Having suffered from migraine since I was around seven years old I know my way around pain; from the mild headaches to the soul wrenching agony. Alas, this pain was a new pain. This pain was pure, refined and out to have a good time.
Now take a journey, if you will, inside my mind. The voice of doom is chiding 'Well, this is a fine way to die. Flat out on your back dressed in nothing but your pants. And you haven't even had a shave!'
It turns out that I didn't die. To own the truth, I only wished that I'd died.
The intense pain fizzled out after ten minutes to be replaced by a dull throb which lasted for a few hours. After the initial panic I figured that this new talent was merely an extension of my brains quirkier functions. A theory which was proved throughout the week as more and more incidents occurred.
Against the advice of friends and, indeed, family I didn't go to the hospital but instead made myself an appointment with the local doctor. This, thanks to NHS tardiness, brings us up to today.
I knew the drill all too well: describe what happened, expect to be prodded a bit and wait for the prescription. This was completed within five wholesome minutes. The doctor in question hadn't even told me what he suspected was wrong before he was printing out the drugs order.

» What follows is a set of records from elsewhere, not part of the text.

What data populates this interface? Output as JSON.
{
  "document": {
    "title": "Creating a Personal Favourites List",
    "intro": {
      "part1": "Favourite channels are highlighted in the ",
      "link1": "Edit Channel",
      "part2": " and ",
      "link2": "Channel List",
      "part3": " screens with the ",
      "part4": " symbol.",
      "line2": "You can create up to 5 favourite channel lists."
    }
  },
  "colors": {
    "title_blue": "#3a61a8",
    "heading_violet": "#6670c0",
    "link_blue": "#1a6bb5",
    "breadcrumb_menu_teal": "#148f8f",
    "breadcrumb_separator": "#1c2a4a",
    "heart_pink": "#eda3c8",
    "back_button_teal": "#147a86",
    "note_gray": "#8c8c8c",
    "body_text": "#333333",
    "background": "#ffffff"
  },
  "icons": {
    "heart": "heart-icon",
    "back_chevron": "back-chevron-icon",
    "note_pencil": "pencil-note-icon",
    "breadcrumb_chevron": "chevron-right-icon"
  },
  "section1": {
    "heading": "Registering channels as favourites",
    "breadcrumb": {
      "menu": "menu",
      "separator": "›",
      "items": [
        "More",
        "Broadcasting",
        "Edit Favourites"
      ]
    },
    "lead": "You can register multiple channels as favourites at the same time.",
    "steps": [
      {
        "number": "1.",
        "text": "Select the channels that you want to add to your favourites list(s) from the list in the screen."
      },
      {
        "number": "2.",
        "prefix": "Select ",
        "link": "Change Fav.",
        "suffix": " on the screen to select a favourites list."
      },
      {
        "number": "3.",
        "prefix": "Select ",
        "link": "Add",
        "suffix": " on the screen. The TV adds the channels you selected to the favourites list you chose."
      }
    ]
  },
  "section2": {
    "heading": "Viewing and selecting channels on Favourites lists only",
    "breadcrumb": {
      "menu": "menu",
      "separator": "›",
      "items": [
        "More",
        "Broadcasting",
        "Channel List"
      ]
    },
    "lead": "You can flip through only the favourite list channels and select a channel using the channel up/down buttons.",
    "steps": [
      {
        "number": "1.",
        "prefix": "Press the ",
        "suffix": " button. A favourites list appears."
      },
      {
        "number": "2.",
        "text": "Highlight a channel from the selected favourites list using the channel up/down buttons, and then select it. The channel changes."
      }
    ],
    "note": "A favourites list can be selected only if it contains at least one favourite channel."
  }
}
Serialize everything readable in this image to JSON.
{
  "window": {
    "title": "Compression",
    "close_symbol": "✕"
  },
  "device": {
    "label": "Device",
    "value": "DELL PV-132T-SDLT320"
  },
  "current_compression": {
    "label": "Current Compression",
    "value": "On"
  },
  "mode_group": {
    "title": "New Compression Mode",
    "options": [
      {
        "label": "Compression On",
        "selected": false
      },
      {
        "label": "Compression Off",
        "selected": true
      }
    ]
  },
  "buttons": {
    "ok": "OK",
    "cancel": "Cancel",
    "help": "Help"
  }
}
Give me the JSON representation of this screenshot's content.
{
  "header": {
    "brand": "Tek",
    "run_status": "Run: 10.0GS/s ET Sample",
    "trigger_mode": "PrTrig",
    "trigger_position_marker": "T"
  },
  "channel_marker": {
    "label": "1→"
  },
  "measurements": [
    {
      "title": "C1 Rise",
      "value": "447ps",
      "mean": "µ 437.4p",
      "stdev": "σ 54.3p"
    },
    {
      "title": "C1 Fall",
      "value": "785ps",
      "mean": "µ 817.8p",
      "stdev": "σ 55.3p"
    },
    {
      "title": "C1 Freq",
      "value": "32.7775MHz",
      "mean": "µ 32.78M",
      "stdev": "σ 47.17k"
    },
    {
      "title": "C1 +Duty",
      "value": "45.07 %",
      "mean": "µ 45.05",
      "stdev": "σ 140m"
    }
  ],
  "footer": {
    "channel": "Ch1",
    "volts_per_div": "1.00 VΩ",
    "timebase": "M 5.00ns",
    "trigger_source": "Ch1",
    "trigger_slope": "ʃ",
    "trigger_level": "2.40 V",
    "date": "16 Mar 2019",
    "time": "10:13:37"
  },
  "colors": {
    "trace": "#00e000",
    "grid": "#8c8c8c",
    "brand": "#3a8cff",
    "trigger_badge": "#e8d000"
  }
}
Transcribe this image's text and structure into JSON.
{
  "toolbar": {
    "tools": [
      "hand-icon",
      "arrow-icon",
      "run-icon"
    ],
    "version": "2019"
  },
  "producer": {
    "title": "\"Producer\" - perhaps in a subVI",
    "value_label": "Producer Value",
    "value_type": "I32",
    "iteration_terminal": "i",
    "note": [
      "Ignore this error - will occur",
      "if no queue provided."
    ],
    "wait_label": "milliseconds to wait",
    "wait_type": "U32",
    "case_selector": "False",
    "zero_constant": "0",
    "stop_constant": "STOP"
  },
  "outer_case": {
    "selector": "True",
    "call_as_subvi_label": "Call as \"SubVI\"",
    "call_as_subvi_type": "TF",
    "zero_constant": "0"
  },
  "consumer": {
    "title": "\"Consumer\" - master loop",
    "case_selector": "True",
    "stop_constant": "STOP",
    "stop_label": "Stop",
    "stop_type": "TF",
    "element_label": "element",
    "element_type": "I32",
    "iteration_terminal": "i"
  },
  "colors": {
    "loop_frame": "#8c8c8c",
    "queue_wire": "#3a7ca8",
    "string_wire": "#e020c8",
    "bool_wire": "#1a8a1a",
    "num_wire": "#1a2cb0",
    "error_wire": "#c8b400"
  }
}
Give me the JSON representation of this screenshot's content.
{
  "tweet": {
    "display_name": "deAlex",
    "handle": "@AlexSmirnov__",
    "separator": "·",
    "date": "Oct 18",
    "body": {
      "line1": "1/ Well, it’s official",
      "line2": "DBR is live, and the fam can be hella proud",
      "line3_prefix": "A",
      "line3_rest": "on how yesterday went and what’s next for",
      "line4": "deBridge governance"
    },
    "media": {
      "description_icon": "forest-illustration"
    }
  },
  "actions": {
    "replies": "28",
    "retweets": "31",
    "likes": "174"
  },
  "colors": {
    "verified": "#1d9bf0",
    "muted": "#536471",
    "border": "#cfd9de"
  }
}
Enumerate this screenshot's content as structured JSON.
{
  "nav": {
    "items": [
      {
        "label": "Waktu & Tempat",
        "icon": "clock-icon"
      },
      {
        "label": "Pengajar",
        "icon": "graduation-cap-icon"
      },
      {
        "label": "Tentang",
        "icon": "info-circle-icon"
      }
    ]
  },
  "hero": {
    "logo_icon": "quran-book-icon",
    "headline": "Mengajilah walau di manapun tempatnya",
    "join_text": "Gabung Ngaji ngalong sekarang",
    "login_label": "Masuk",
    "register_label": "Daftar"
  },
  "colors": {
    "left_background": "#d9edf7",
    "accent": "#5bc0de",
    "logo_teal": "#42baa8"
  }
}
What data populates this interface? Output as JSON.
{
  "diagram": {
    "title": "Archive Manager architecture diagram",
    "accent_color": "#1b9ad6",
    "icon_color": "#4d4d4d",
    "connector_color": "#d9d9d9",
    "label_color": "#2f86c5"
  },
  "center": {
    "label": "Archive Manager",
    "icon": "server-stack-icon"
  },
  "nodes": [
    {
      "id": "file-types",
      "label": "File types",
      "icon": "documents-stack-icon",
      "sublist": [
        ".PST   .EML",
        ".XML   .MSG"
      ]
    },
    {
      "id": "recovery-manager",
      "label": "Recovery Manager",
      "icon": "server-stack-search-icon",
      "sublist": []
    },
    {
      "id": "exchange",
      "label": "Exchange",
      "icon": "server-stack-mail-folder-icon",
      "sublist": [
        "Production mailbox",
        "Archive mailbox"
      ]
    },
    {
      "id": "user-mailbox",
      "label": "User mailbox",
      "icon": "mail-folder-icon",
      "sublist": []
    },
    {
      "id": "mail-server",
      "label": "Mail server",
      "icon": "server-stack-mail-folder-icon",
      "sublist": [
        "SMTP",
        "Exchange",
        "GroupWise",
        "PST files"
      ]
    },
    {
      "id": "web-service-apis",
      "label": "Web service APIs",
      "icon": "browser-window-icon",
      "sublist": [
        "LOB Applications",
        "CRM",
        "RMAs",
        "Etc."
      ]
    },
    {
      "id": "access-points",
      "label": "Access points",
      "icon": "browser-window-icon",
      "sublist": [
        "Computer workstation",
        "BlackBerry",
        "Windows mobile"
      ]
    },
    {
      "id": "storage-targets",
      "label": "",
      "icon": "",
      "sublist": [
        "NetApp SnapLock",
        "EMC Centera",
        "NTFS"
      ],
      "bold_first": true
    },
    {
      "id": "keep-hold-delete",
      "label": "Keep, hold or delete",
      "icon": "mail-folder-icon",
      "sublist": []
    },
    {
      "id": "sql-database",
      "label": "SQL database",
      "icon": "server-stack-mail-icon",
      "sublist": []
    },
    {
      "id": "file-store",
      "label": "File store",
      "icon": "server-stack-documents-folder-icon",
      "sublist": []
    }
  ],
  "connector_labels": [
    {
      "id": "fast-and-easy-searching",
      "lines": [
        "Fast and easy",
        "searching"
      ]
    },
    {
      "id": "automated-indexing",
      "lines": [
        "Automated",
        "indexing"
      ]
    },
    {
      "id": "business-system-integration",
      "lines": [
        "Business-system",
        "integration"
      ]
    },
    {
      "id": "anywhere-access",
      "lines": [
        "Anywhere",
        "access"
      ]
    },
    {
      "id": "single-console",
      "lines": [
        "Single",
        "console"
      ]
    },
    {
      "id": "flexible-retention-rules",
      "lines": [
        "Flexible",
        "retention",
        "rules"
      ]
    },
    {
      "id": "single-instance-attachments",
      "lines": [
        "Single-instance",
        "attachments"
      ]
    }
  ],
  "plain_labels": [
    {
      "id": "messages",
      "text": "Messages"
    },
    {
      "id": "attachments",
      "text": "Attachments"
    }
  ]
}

To surmise. I can now add the Cluster Headache badge to my Boy Scouts uniform. I can also add a prescription of Sumatriptan Succinate to my wall of drugs.
After a bit of light reading about the drug in question it turns out that only the injected form is useful in the treatment of cluster headaches. Naturally, my doctor has prescribed me the tablet form.
Is it too late for a second opinion? Or shall I just crawl back inside my hole.